By Mirjam Dorgelo It has been 1.5 years since I came back from my anthropological fieldwork research in Berlin and three days since I handed in my final thesis addressing the dynamics of commemorative and spatial practices at Gedenkstätte Hohenschönhausen; the former secret Stasi research prison in Berlin where eyewitnesses, once imprisoned there as political prisoners, now work as tour guides. The previous Berlin Blog post I wrote while still in the field doing research. This post, in which I will summarize some of the findings of my research, not so much closes the series (I hope), but indicates an ending of a specific time frame, my life as an anthropology student. Lees verder
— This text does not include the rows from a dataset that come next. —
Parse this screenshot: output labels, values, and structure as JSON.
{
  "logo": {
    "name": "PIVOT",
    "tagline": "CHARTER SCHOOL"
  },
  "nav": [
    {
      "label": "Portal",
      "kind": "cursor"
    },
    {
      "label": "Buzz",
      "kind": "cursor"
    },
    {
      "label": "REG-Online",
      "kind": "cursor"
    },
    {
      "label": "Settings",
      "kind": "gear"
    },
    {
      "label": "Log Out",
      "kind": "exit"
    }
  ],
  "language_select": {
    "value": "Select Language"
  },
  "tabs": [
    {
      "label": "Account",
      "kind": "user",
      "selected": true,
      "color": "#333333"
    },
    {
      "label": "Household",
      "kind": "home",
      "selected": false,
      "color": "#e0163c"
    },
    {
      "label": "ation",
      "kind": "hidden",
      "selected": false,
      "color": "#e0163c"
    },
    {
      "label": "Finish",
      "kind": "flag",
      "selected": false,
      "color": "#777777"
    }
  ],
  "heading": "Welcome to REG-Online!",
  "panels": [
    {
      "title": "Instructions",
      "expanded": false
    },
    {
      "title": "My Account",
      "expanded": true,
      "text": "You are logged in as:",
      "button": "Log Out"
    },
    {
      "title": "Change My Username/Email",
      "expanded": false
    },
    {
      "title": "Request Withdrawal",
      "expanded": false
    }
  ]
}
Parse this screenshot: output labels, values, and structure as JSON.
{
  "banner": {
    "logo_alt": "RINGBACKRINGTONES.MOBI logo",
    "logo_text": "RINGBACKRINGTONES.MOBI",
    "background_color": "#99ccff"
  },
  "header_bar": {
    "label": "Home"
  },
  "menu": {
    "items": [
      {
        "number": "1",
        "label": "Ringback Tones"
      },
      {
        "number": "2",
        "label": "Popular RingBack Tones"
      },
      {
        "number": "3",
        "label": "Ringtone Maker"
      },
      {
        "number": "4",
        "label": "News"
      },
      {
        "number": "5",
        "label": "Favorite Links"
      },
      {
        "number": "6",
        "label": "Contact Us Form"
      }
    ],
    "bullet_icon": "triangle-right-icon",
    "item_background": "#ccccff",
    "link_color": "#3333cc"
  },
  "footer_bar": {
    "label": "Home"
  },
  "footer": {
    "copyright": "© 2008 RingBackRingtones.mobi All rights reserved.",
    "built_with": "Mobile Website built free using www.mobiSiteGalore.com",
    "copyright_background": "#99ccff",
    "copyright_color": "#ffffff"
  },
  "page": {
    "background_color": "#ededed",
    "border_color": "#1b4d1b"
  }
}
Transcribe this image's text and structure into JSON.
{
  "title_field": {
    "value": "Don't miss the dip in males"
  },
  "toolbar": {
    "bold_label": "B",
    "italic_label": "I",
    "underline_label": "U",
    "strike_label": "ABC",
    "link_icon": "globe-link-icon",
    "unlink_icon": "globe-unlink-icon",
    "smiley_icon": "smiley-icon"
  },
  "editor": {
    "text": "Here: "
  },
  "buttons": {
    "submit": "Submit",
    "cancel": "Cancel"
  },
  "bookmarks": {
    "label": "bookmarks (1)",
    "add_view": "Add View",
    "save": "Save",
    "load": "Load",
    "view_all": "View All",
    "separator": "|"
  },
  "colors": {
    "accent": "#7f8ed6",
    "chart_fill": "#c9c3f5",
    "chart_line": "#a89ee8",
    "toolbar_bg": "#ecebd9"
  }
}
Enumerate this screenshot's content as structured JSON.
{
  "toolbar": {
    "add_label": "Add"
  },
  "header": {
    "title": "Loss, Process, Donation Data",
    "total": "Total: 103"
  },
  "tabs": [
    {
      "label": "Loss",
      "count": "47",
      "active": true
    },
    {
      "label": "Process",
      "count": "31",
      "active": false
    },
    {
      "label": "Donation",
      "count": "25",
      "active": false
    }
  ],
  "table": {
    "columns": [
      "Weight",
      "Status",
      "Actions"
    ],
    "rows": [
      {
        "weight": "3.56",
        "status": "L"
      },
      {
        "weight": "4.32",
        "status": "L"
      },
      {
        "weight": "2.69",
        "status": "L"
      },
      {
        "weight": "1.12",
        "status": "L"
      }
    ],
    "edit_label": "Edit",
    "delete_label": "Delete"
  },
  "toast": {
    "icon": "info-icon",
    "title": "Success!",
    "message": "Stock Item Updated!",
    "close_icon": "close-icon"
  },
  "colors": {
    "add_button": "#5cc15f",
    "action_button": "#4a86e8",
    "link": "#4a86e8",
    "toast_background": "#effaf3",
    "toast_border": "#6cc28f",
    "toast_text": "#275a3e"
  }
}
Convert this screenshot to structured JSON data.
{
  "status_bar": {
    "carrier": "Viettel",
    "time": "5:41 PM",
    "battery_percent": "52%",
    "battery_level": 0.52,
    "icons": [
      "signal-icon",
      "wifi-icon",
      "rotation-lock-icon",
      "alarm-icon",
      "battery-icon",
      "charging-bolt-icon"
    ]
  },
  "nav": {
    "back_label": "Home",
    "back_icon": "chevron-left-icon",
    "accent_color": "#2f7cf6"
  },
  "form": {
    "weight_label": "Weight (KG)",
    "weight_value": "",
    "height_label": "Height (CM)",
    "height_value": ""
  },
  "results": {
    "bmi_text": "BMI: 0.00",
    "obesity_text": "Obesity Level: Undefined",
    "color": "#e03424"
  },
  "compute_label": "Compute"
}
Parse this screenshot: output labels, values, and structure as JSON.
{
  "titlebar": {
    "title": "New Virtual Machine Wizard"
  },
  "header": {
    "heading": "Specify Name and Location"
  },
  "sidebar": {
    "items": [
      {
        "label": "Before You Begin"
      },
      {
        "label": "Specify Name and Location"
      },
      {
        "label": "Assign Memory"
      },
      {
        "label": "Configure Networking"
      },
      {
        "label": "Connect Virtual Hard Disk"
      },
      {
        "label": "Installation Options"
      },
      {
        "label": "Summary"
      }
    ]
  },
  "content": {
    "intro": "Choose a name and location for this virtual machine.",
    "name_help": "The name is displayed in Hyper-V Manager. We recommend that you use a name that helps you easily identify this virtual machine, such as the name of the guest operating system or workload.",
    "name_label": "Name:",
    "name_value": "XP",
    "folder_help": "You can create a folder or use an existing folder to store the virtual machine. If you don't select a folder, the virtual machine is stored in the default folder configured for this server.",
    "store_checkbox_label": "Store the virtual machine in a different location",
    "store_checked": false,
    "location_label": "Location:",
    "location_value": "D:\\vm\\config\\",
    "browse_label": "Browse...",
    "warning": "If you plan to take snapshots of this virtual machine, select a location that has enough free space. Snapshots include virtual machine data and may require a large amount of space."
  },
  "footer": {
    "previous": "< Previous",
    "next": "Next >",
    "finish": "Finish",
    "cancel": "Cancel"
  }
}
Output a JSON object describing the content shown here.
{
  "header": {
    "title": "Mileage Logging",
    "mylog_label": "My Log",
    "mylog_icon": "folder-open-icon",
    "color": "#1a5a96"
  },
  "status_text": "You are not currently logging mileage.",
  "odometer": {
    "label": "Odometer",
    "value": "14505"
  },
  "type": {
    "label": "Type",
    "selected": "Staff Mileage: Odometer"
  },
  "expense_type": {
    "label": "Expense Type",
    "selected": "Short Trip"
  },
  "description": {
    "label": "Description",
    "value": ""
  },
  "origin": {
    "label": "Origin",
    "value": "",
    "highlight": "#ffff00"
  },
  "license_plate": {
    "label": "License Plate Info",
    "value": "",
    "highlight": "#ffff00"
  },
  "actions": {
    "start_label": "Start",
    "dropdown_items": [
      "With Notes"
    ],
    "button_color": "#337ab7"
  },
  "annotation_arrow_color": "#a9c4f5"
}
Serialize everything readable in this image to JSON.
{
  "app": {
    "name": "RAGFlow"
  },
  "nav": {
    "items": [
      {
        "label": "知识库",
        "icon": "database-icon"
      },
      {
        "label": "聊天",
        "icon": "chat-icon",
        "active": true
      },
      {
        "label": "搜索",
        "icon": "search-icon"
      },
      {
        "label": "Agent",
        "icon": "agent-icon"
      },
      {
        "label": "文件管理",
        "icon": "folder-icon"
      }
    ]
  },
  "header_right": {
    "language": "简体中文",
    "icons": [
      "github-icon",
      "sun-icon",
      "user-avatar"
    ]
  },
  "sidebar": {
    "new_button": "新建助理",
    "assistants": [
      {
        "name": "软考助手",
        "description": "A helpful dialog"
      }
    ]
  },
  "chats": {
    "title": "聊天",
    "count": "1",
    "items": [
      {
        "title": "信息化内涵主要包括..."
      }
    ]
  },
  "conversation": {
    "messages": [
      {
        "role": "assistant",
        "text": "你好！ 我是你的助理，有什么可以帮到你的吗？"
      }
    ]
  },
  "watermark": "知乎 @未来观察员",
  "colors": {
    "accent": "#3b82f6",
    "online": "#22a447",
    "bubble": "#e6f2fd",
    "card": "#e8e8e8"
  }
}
By Lidewyde Berckmoes Two weeks ago I was invited to give a talk in a colloquium organised in Brussels in light of the 50 years of Independence of Belgium’s former colony. The colloquium, with the title ‘at the cross-roads,’ was organised in the beautiful Palais d’Egmont, giving the meeting a very formal but also celebratory aura. Speakers and guests invited were mostly prominent Belgian and Burundian diplomats, scholars, and civil society representatives: for instance, two former presidents, the ambassador, and a professor who has been publishing about Burundi since the 1960s. I was well aware of my somewhat different standing, but felt honoured to be one of the speakers. Finally, I thought, I could share my research findings on the predicaments of youth with people who may actually have some influence in Burundi!
Excited about my upcoming adventure in Brussels, I was chatting about it with a few of my youth interlocutors over the internet. One of them, a very talented young student, answered to my question on what I should not forget to say in my presentation: “I hate the idea that people in Europe think that Burundian youth do not like to work. If some of us steal or kill, it is to survive! It is hard to find a job in Buja (Bujumbura)!” Lees verder